HANOI -- Three variety shops that opened in central Hanoi in mid-September have signs that might look familiar to many consumers around the world: two red squares containing Japanese characters and Latin alphabet letters in white.
One could be forgiven for believing they were genuine outlets of the popular Japanese clothing store Uniqlo. Inside, however, they resemble more of a cross between lifestyle retailer Muji and a dollar store.
Though they have an undeniably Japanese look, with everything from the signs on the shelves to the price tags written in Japanese, almost all the products are made in China.
This may be a well-executed marketing strategy; many Vietnamese have a certain fondness for Japan. But it is somewhat misleading.
According to the explanation written on the back of the products, the store, called Miniso, is run by its namesake company based in Tokyo's upmarket Ginza shopping district. The company operates around 80 stores, mainly in China. The Hanoi outlets are the first in Vietnam.
When asked if Miniso is a Chinese company, a 28-year-old clerk at one of the Vietnam stores said, as though reading from a manual, that it is produced by a Japanese company and the goods are made in China. If Miniso is Chinese, so is an iPhone, the clerk added.

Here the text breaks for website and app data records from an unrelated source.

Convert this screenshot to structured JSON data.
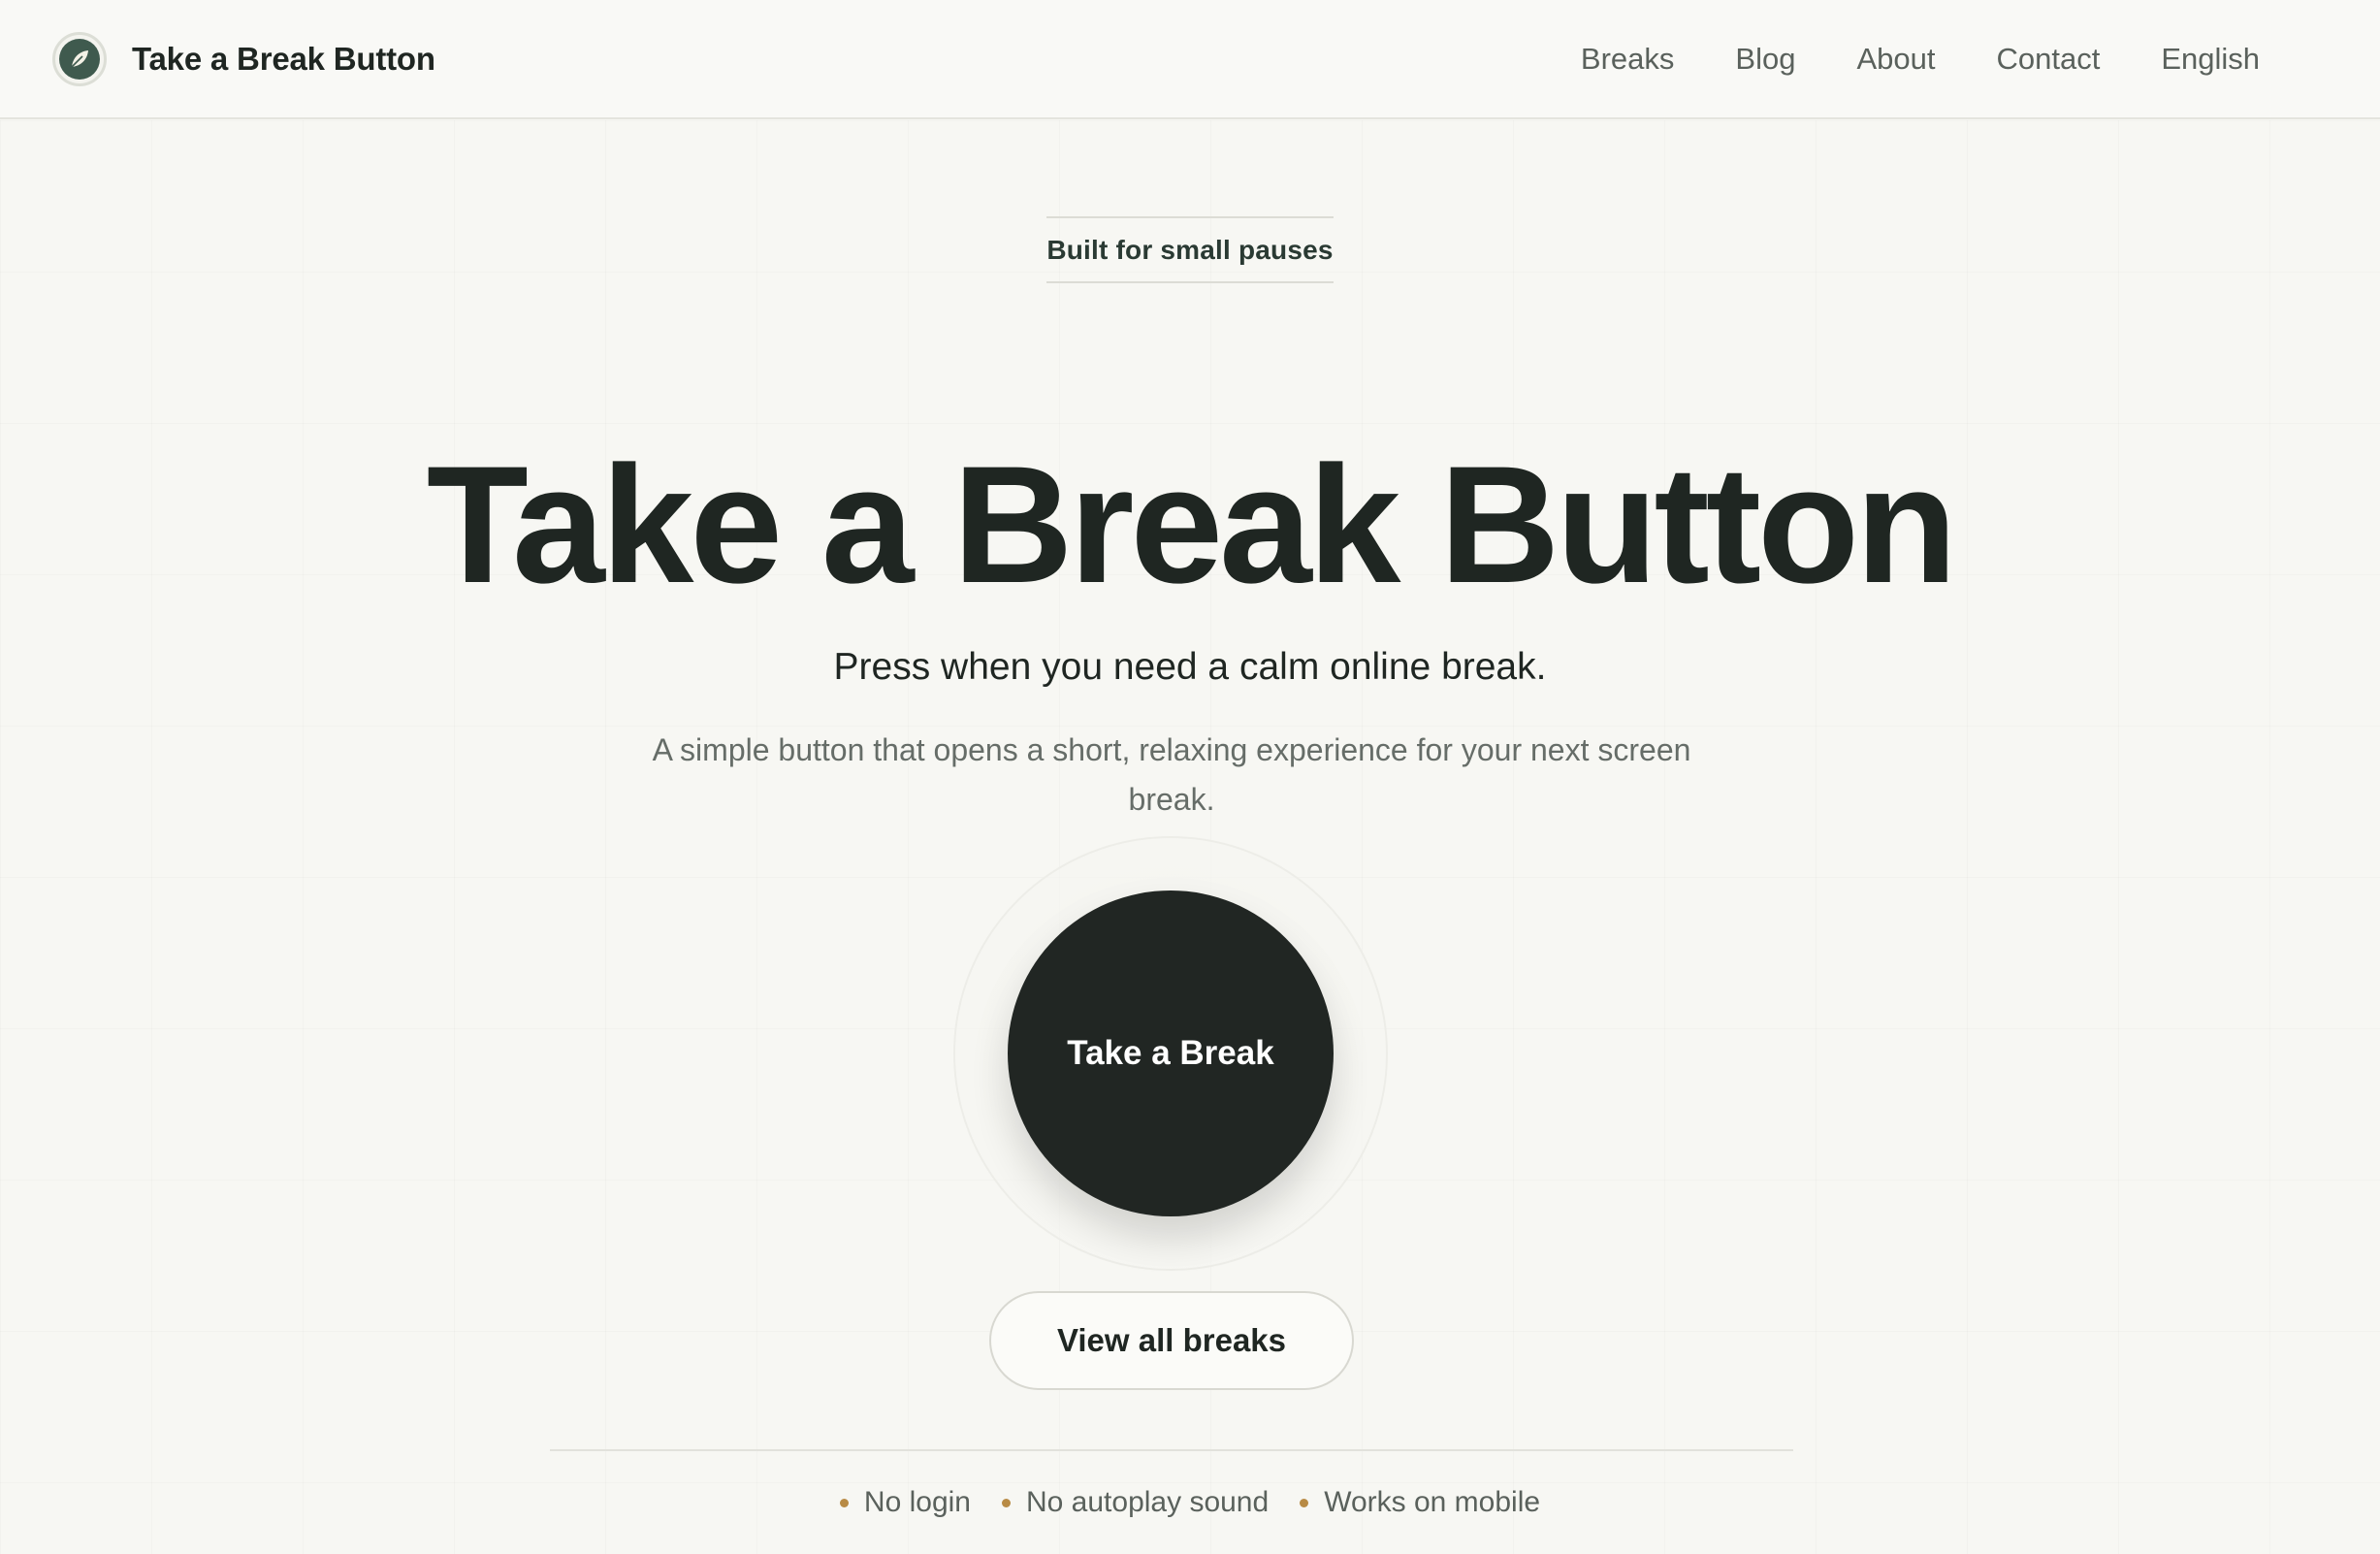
{
  "header": {
    "brand": "Take a Break Button",
    "logo_icon": "leaf-icon",
    "nav": [
      {
        "label": "Breaks"
      },
      {
        "label": "Blog"
      },
      {
        "label": "About"
      },
      {
        "label": "Contact"
      },
      {
        "label": "English"
      }
    ]
  },
  "hero": {
    "eyebrow": "Built for small pauses",
    "title": "Take a Break Button",
    "subtitle": "Press when you need a calm online break.",
    "description": "A simple button that opens a short, relaxing experience for your next screen break.",
    "primary_button": "Take a Break",
    "secondary_button": "View all breaks"
  },
  "features": [
    {
      "label": "No login"
    },
    {
      "label": "No autoplay sound"
    },
    {
      "label": "Works on mobile"
    }
  ],
  "colors": {
    "background": "#f7f7f3",
    "text": "#1f2622",
    "button_dark": "#212623",
    "accent_dot": "#b88b45",
    "logo_green": "#3f5a4e"
  }
}
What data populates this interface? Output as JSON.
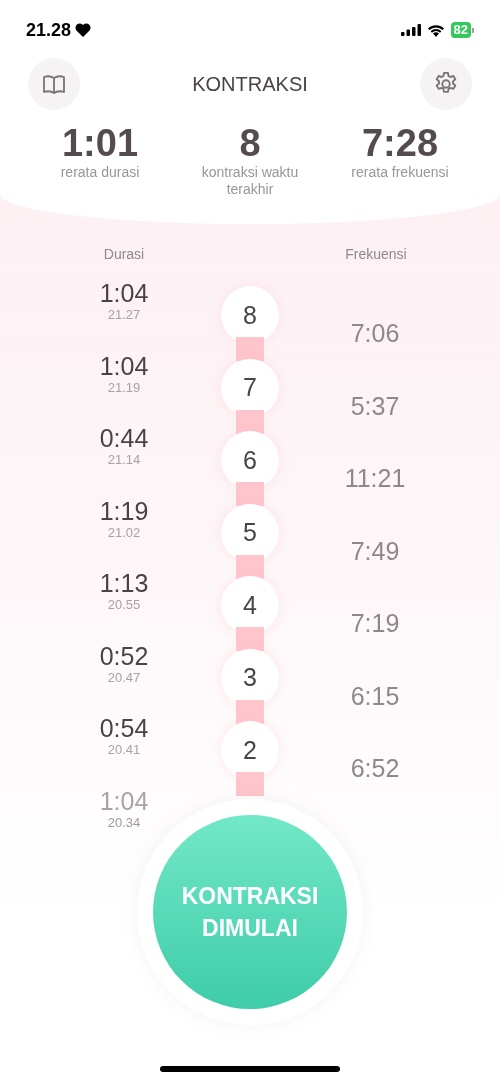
{
  "status_bar": {
    "time": "21.28",
    "battery": "82"
  },
  "header": {
    "title": "KONTRAKSI"
  },
  "summary": [
    {
      "value": "1:01",
      "label": "rerata durasi"
    },
    {
      "value": "8",
      "label": "kontraksi waktu terakhir"
    },
    {
      "value": "7:28",
      "label": "rerata frekuensi"
    }
  ],
  "columns": {
    "duration": "Durasi",
    "frequency": "Frekuensi"
  },
  "contractions": [
    {
      "number": "8",
      "duration": "1:04",
      "time": "21.27",
      "frequency": "7:06"
    },
    {
      "number": "7",
      "duration": "1:04",
      "time": "21.19",
      "frequency": "5:37"
    },
    {
      "number": "6",
      "duration": "0:44",
      "time": "21.14",
      "frequency": "11:21"
    },
    {
      "number": "5",
      "duration": "1:19",
      "time": "21.02",
      "frequency": "7:49"
    },
    {
      "number": "4",
      "duration": "1:13",
      "time": "20.55",
      "frequency": "7:19"
    },
    {
      "number": "3",
      "duration": "0:52",
      "time": "20.47",
      "frequency": "6:15"
    },
    {
      "number": "2",
      "duration": "0:54",
      "time": "20.41",
      "frequency": "6:52"
    },
    {
      "duration": "1:04",
      "time": "20.34"
    }
  ],
  "start_button": {
    "label": "KONTRAKSI DIMULAI"
  }
}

The lineup of goods, food, cosmetics and stationery could be the same as in any dollar store, yet the packaging resembles what you would find in Muji or Uniqlo. Their prices are not cheap, considering the country's average standard of living. A bottle of lotion sells for 130,000 dong ($5.82).
South Korean camouflage also appears to be in vogue. In early September, another variety store chain opened up in Hanoi and Ho Chi Minh City. The shop, called ilahui, sells goods with labels written in Hangul but, again, they are almost entirely made in China. The shops are packed with young women keen on "fashionable" South Korean goods they have been exposed to by popular TV dramas from the country.
Stores in Vietnam are flooded with Chinese goods. Many are of questionable quality and numerous problems have been reported, such as food poisoning and a faulty battery exploding. Strained Vietnam-China relations in recent years may also have contributed mistrust of Chinese products.
It appears a little creative rebranding can go a long way to keeping sales figures up.